Payments between fund management companies and firms that sell funds to the wider public are to be banned.
The Financial Services Authority, in its review of platforms (the firms that sell funds to the public), says that it would like the paying of commission to end in order to increase transparency and reduce costs to the public.
In the case of one leading platform, they receive on average 0.75 per cent of the amount invested by their customers in a payment from the fund management firm. Only about a fifth of this is passed back to customers in a loyalty bonus.
Industry experts say that the FSA's decision could lead to consumer getting a better deal. "We'd expect to see overall costs fall over time as there will be more scrutiny on each element. Platforms will compete on service, functionality and price, while fund managers will compete on price and performance," said David Ferguson of Nucleus, (left) a relatively new entrant in the platform sector. "Transparency can only be in the consumer's interest and that is why we welcome the FSA's stance."
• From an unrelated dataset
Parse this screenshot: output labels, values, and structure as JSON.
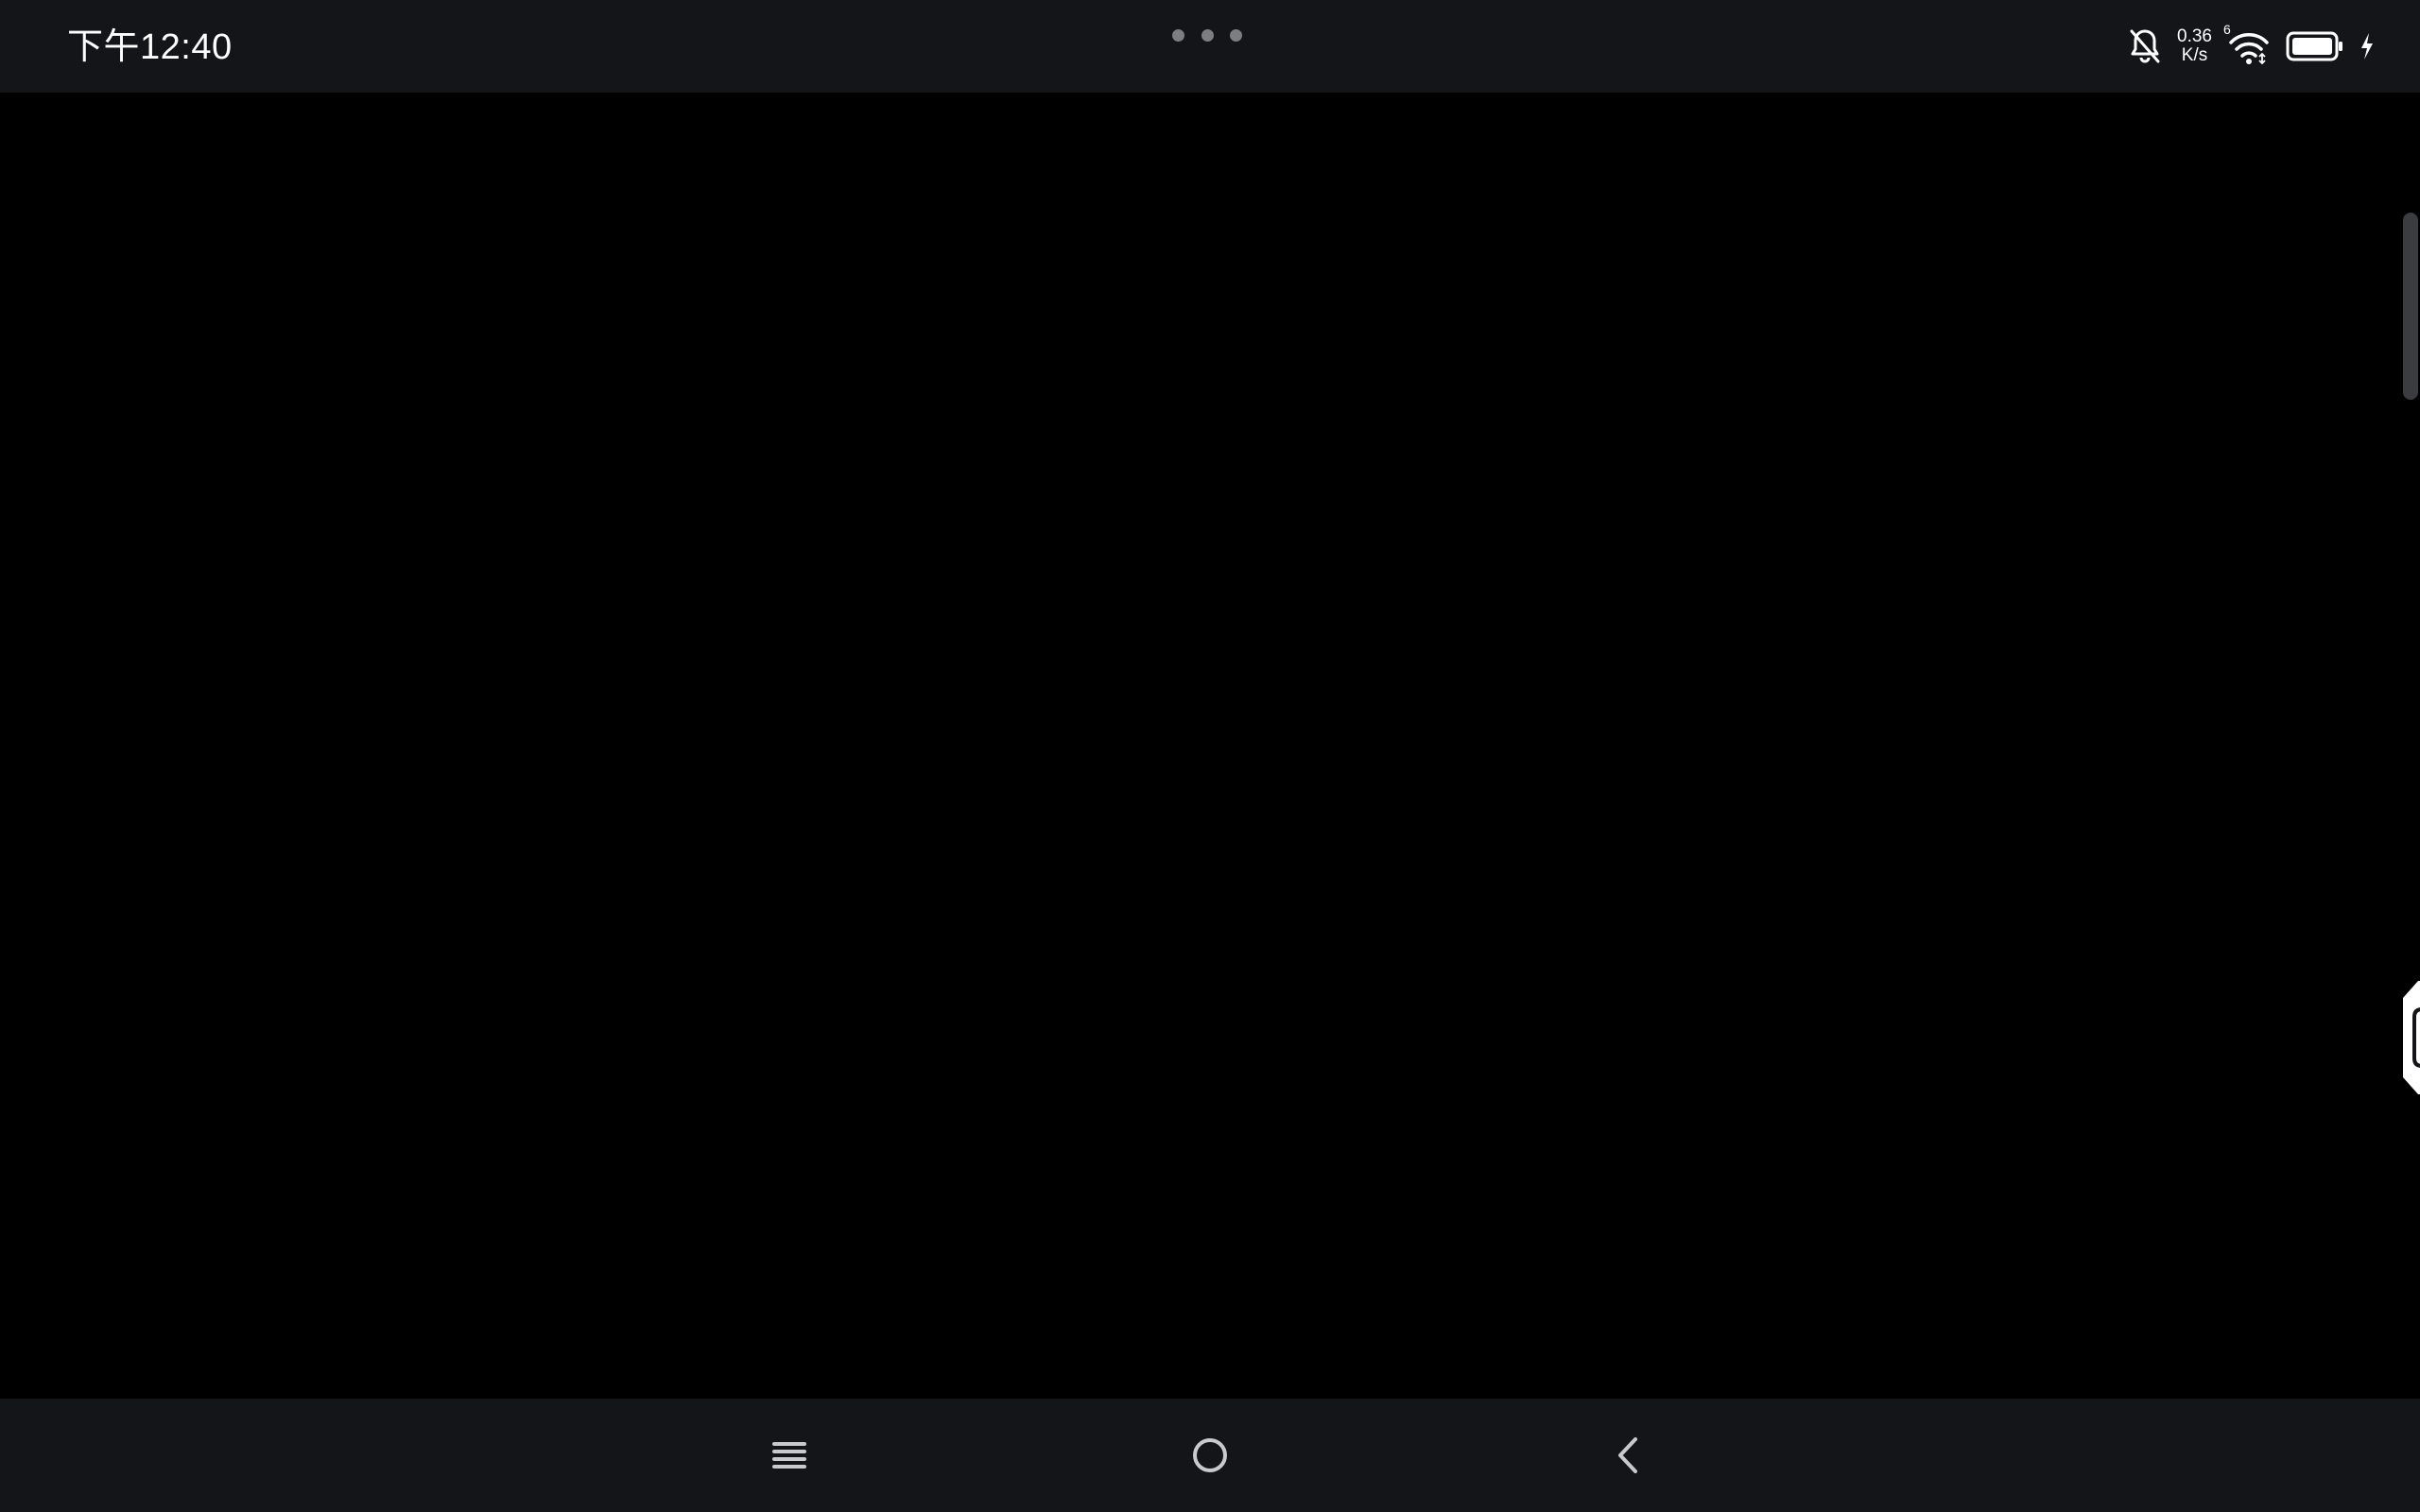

Fellow platform provider Alliance Trust has also welcomed the move. Its chief executive Robert Burgess said it would mean "financial advisers and clients would be fully aware of the charges.". However, there is no date set yet.Reuse content